One of my favorites was the Black La Chi, who not only wear black, but dye their teeth black as a beauty treatment. They were, like many, initially shy but also curious about us and within minutes we were being followed by a dozen small children. One girl who was barely eleven years old, from this tribe, had in tow three smaller siblings. Her mother had gone off to Malaysia to earn money for the family -- for four years! It is common also to see the smallest toddlers and babies being carried by their sisters who were only a few years older than themselves.
We were invited into dirt rooms that were quite dark and smoke-filled with few or no windows. A cooking fire was usually in the middle of the room. As pictured here in a Phu La house the bed is on the right, looking more like a table -- with no padding or mattress, and an alter to the ancestors. The floor is packed dirt, the chairs are quite low, there is a handmade basket cradle hanging in the room. There are also modern improvements like filtered water, and a television. The size of this room was larger than most.
Often the family has a large metal basin for making corn whiskey. There is also something to grind corn, and in the rafters are large baskets for rice and dried corn still on the cobs for future planting. This Red Dao woman is mixing corn to ferment. she primarily makes here living by brewing corn whiskey. While in the Ecolodge I was toasted by our hosts: by the third shot my mouth was numb! Fortunately, they didn't pressure me to drink more; although they had many more shots themselves.
We stayed three nights at the Cao San Ecolodge where the mattresses were more padded, but still encased in plastic because of the probability of mildew damage. In the morning we awoke to roosters crowing, barking dogs, squealing pigs, and the clatter of bells on water buffalo. The sounds of traffic was noticeably missing -- in Cao San, even the absence of motorbikes. It was usually very misty, with clouds shrouding the mountain tops.
One day we got a hard rain for several hours. This was the home of the Red Dao tribe, and they were out rain or shine plowing and planting rice fields, often wearing a sheet of plastic for rain gear.

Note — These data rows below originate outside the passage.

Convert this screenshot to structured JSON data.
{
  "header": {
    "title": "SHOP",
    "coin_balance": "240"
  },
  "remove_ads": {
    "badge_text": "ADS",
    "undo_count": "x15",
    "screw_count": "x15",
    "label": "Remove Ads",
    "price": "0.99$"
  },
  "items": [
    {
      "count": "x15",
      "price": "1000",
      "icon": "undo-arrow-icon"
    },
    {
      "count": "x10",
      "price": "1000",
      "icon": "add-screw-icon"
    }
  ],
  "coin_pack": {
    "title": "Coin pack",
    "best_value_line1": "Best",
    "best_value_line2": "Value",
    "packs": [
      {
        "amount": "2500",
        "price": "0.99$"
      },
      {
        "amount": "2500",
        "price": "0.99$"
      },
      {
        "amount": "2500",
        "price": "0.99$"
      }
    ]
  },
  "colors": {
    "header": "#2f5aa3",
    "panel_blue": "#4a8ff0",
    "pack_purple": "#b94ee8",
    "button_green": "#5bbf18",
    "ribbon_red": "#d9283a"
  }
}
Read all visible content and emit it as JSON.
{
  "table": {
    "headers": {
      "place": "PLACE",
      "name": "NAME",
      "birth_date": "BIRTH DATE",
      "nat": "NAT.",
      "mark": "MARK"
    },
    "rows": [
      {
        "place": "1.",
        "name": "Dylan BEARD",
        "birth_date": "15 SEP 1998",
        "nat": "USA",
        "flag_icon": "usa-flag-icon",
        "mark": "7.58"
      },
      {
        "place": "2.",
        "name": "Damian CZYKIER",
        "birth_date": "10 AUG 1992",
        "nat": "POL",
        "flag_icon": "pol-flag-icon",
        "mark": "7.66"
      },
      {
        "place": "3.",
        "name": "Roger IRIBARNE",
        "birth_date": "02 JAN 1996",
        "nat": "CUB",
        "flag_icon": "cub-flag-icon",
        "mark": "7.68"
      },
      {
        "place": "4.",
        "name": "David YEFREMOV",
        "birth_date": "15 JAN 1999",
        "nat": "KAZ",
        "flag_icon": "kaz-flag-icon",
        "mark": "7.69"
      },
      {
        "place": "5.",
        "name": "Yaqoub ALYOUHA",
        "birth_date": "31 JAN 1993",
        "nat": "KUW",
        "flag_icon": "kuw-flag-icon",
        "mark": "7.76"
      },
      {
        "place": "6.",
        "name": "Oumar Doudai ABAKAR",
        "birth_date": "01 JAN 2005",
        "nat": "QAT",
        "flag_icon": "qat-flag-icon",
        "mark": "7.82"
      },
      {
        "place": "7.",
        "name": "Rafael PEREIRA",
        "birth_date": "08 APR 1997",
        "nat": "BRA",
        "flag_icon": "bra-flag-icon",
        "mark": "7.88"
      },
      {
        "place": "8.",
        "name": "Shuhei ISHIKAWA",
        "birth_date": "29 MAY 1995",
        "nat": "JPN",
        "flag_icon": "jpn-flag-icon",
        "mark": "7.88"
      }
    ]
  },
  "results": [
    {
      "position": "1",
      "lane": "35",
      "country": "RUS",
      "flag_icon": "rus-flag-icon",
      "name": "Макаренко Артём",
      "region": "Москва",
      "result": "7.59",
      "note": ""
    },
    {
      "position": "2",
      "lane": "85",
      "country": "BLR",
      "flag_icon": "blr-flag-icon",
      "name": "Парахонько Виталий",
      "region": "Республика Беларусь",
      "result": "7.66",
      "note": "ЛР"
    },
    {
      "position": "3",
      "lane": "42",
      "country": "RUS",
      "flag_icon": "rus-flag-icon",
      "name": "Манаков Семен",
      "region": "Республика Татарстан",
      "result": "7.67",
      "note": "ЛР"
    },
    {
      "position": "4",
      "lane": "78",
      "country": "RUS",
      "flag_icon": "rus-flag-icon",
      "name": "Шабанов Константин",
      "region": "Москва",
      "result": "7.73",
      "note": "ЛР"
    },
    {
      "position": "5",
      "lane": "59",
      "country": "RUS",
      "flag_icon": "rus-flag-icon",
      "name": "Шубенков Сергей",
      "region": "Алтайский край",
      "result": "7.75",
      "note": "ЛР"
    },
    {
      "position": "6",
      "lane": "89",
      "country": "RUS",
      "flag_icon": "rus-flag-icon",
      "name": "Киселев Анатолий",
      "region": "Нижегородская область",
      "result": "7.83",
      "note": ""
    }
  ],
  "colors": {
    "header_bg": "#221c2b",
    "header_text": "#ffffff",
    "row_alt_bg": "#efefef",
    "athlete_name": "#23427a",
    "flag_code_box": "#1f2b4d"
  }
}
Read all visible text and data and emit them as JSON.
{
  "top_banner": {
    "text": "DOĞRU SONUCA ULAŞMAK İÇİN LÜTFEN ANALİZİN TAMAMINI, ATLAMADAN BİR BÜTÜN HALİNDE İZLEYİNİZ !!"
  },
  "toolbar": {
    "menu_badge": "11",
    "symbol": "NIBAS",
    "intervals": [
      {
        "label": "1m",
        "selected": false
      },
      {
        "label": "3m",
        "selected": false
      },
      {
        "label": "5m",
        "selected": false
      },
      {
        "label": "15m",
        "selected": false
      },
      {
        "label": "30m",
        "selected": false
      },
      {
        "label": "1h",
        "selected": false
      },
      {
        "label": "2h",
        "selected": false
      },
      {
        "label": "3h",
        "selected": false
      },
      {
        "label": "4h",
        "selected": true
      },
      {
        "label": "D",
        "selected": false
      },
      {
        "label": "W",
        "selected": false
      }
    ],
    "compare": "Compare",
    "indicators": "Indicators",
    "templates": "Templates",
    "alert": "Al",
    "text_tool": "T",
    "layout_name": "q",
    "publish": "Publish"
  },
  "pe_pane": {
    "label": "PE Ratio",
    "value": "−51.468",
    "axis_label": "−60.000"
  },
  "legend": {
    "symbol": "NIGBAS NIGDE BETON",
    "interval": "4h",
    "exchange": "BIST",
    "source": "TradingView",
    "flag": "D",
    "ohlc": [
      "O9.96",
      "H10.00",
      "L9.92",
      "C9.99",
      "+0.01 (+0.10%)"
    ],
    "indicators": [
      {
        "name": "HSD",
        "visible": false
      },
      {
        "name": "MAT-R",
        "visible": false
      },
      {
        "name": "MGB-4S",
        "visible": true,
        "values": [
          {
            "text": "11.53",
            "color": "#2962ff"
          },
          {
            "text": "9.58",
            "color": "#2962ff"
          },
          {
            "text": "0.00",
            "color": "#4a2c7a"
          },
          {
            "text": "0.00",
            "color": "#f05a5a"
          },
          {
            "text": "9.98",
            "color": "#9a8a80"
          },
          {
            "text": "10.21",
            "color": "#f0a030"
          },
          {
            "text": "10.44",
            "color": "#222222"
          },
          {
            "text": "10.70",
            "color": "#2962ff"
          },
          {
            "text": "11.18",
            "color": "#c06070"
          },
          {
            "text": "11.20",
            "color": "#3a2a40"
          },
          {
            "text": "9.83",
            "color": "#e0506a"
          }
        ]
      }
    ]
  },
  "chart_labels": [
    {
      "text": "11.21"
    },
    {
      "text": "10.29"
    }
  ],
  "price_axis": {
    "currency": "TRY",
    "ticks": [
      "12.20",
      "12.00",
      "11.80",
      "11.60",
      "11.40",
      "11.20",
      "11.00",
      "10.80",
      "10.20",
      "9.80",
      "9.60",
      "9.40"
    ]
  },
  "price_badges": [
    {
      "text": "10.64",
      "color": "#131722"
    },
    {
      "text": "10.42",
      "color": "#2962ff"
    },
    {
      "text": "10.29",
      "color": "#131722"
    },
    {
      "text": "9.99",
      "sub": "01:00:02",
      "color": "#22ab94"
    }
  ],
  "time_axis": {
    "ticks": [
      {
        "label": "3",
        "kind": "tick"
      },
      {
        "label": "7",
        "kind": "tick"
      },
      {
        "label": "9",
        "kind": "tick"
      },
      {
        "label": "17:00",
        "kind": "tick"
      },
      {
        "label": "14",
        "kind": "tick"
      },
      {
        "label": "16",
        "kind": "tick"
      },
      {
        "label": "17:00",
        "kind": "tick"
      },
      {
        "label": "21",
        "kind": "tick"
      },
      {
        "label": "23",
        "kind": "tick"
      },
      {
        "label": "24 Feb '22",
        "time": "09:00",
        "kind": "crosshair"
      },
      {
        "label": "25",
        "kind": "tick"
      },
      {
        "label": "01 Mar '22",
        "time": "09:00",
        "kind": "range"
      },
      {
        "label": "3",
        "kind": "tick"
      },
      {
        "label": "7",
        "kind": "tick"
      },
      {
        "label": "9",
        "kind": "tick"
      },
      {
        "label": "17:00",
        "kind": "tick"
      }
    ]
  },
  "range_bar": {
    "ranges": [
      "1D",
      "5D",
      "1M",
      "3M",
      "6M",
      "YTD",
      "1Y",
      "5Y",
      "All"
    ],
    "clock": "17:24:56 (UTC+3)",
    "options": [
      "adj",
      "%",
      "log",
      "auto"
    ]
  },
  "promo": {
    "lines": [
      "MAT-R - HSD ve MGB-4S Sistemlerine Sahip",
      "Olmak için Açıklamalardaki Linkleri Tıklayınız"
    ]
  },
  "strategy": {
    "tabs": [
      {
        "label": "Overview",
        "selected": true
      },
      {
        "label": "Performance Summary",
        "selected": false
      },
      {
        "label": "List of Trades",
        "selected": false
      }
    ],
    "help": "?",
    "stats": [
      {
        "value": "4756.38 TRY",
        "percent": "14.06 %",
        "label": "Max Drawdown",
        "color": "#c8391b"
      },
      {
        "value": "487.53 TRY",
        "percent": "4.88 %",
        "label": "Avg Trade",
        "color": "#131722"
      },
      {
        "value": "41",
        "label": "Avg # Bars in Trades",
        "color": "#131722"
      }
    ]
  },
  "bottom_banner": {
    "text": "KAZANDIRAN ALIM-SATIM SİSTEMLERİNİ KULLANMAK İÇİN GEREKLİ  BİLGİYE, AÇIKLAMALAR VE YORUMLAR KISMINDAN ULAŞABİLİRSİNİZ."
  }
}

The Red Dao are also known for their embroidery, and Judy bought one of their outfits -- which took two years to complete! They also demonstrated a
batik made with beeswax, and let us each try.
Again, we were surrounded by shy but curious children who would hide when a camera was pointed at them but were equally anxious to see their digital image and broke out into self-conscious giggles. Unfortunately, many of these kids did not dress traditionally, and what with cell phones, electricity, TV and the Internet, these tribal cultures are likely to be largely lost within another generation. Electricity is coming to Cao San, although right now it is only a few hours each day with generators, and the Ecolodge is the party telephone line. If someone calls in, they must call back after the desired party is fetched from the village.
Another favorite village was called Tha, a traditional Tay tribal village with thatched roofs, and stilts. Traditionally, the livestock was kept on the ground level, and in this village we saw some of that. However, many people also use it as a room to thresh rice, store their motorbike or bicycle and other miscellaneous things like we would use an unfinished basement or garage. This village was lush with palm trees, and rice paddies. As we walked through streets not large enough for cars, we were passed by water buffalo being taken to the fields.